Soe is a 27-year-old woman who lives with her husband in Burma. Soe came to our medical partner, Burma Border Projects (BBP), seeking treatment for gallstones. The gallbladder—a small, pear-shaped organ that sits under the liver—stores and drains bile. When an individual has gallstones, bile drainage may be blocked, causing irritation, spasms, pain, nausea, and vomiting. “Soe is experiencing stomach and lower back pain making it difficult for her to sleep and eat,” BBP tells us. “Usually, when she eats, she feels nauseous and needs to vomit.” Until recently, Soe had a job as a waitress at a hotel restaurant in Thailand, but her symptoms made it impossible for her to work. Facing financial trouble, she and her husband returned to Burma in the hopes of finding treatment for Soe and receiving support from their family. For $1,500, Soe will undergo a laparotomy, a surgical procedure to access the abdominal cavity and remove the gallbladder.

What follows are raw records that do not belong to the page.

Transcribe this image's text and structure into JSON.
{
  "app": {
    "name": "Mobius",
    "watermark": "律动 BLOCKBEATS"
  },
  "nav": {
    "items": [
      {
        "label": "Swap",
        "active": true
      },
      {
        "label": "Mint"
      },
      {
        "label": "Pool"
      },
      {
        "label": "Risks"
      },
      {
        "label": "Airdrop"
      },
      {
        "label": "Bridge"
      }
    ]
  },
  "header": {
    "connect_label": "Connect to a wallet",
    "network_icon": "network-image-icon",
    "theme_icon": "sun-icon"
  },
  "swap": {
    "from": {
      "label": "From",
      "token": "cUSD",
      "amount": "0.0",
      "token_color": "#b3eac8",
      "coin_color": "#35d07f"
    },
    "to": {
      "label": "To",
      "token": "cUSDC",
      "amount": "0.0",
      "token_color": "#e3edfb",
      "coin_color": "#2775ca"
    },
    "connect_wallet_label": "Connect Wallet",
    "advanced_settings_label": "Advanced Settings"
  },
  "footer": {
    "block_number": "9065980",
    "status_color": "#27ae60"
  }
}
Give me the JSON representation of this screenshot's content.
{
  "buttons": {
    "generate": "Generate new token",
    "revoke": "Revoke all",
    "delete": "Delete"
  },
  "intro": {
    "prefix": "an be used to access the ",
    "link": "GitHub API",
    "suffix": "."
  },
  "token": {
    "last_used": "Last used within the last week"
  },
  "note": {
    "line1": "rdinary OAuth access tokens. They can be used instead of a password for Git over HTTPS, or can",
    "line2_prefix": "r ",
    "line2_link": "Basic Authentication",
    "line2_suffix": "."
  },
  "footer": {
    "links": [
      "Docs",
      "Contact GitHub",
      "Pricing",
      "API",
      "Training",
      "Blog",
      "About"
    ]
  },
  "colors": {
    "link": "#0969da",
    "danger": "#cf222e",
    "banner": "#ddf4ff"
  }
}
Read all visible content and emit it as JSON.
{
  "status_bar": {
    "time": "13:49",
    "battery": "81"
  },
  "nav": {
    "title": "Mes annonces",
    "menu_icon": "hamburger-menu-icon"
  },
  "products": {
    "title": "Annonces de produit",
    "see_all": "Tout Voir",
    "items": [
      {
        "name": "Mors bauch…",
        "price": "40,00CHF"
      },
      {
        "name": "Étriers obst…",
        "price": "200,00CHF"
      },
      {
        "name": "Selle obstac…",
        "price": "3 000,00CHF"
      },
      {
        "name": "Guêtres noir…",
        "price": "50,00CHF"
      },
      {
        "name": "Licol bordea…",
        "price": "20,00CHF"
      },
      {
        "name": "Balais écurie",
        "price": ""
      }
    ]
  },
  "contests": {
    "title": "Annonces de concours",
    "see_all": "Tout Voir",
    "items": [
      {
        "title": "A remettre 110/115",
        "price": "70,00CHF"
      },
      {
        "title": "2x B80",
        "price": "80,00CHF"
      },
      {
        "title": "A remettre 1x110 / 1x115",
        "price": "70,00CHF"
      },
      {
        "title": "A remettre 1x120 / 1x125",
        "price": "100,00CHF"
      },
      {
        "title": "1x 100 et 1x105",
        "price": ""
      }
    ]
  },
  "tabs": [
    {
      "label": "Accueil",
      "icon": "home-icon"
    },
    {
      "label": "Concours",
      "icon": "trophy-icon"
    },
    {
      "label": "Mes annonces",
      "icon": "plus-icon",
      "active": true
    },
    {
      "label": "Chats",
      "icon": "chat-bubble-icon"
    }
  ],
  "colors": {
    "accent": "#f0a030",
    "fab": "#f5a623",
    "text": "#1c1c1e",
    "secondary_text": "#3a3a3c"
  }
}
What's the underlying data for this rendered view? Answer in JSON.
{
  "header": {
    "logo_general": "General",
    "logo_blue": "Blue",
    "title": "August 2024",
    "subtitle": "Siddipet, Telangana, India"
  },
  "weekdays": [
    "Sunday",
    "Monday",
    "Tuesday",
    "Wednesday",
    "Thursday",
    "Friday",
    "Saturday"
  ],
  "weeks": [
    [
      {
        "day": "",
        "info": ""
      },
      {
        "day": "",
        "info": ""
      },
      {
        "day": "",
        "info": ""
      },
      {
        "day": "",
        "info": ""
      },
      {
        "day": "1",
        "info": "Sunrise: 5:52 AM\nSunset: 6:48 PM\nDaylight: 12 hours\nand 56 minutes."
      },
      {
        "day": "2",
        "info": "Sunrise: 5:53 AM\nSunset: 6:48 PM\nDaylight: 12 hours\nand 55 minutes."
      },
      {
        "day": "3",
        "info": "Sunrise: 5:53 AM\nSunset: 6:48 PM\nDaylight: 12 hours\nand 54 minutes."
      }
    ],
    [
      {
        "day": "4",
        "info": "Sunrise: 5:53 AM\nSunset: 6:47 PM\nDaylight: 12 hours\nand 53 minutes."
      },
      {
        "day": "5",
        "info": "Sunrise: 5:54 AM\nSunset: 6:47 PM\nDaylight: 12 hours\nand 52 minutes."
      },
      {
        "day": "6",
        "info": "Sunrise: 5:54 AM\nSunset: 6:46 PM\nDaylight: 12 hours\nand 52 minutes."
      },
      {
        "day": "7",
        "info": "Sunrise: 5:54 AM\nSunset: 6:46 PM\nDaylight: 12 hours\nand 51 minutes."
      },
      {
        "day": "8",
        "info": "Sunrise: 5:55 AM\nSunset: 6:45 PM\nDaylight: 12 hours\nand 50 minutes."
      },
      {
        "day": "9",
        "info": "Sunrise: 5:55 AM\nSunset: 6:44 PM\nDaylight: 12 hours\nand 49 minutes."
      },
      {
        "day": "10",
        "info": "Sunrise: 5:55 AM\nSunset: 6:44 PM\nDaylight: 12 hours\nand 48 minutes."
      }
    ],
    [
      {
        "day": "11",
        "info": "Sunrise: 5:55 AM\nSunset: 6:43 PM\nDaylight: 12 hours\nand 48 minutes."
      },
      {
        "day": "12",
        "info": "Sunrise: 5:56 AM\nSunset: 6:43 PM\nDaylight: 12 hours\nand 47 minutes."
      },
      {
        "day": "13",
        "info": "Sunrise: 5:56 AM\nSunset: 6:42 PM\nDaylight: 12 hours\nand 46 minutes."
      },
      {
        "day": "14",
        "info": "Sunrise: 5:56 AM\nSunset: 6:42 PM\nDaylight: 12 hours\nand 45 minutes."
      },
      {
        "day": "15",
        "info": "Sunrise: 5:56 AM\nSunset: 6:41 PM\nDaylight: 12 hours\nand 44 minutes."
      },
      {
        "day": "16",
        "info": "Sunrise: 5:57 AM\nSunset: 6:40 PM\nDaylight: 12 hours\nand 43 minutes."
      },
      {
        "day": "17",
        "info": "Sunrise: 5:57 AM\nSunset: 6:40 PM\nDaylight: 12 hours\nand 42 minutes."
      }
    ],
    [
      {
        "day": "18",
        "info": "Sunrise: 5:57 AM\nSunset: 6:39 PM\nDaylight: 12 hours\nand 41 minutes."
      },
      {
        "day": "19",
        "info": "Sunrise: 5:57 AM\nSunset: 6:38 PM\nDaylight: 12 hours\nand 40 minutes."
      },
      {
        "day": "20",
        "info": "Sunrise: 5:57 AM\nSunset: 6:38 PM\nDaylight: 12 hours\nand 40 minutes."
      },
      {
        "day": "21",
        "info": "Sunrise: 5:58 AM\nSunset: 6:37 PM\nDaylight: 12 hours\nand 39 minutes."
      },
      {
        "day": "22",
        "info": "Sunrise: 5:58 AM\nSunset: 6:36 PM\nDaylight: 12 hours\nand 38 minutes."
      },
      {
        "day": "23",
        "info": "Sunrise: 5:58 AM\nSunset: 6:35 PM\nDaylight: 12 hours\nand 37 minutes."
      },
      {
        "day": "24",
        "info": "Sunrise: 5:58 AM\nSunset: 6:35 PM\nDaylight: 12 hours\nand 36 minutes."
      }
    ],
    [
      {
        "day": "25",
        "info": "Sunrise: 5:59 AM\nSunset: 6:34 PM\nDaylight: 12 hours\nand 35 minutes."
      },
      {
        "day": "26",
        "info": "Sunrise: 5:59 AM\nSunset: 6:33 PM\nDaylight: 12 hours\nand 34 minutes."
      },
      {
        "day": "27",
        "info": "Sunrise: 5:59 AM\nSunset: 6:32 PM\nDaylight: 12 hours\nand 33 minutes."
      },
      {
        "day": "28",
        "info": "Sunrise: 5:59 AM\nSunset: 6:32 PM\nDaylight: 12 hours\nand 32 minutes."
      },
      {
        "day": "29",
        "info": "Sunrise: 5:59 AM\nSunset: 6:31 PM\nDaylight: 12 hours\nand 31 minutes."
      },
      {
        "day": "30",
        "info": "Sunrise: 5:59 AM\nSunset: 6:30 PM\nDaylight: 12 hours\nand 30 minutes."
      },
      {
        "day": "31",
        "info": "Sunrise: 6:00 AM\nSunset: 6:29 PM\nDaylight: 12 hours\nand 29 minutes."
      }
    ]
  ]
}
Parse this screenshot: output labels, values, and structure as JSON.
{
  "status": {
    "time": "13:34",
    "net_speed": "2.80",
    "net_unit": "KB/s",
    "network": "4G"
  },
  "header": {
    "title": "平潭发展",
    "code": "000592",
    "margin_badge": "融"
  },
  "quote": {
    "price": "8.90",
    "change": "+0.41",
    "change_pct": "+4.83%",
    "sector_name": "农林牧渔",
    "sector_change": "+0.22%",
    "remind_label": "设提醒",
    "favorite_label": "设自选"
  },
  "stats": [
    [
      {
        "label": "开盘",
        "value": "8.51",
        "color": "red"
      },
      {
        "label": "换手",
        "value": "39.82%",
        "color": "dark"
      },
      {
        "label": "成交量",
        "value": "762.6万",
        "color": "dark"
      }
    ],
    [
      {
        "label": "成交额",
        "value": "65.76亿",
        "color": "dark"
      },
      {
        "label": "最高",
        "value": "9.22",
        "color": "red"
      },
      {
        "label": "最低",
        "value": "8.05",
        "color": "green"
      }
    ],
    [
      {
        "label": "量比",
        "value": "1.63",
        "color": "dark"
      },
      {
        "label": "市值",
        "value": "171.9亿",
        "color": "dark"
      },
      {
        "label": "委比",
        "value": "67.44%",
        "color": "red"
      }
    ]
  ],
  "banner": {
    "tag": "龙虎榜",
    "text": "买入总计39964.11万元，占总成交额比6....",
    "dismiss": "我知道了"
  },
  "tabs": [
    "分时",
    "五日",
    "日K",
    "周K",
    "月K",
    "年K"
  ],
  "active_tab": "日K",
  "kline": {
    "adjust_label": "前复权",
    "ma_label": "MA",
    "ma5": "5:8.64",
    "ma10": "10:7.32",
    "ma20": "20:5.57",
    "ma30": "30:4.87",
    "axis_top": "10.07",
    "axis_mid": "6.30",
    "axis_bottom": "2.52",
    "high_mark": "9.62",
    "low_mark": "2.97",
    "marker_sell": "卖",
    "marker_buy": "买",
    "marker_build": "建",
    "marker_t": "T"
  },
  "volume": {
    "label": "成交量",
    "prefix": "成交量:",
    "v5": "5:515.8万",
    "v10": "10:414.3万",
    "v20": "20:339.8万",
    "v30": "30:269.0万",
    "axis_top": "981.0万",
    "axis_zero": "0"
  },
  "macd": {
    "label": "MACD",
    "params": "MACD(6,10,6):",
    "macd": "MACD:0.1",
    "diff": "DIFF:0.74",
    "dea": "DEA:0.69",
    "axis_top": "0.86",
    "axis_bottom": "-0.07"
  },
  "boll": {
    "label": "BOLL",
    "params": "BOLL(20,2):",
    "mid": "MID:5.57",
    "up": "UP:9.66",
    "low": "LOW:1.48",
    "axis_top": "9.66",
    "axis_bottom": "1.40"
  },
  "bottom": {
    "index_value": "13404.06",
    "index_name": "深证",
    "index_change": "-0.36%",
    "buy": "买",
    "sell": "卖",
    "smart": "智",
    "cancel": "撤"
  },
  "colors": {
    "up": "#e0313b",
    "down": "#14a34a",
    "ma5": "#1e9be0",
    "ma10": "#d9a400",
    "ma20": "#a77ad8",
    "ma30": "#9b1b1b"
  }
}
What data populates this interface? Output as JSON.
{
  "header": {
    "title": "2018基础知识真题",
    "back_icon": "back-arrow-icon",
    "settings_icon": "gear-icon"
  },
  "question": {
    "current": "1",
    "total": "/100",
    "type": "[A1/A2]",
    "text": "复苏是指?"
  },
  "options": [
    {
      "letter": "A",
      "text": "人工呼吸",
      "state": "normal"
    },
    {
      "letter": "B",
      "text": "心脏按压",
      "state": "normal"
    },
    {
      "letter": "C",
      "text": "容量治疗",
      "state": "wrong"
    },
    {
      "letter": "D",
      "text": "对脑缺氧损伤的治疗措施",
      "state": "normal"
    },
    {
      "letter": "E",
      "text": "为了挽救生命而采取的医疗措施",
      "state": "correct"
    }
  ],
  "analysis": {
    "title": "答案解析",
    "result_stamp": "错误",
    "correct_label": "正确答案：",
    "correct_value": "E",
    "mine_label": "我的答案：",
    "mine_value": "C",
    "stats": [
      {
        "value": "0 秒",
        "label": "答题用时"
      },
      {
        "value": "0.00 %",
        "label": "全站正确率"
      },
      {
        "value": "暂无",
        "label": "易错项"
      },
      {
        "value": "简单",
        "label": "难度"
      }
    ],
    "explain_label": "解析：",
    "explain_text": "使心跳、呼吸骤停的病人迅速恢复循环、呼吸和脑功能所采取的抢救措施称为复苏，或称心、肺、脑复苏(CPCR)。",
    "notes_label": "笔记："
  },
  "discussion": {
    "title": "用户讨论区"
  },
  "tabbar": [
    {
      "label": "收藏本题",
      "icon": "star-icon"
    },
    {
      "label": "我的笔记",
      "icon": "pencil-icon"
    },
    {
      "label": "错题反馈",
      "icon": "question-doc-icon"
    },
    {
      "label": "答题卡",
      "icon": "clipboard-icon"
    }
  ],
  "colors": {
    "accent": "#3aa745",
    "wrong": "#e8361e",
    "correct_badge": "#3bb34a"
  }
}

Funding also covers the costs of an eight-day hospital stay, transportation to and from the hospital, pre- and post-surgical consultations, and blood tests. “Soe should fully recover following her gallstone surgery,” says BBP. “She should be able to return to her family and again find a job so that she and her husband can save money for their future.” Soe looks forward to a successful operation. “I will work and save money for the next few years, and then, one day, we will have a happy family,” she shared in her pre-operative interview with BBP.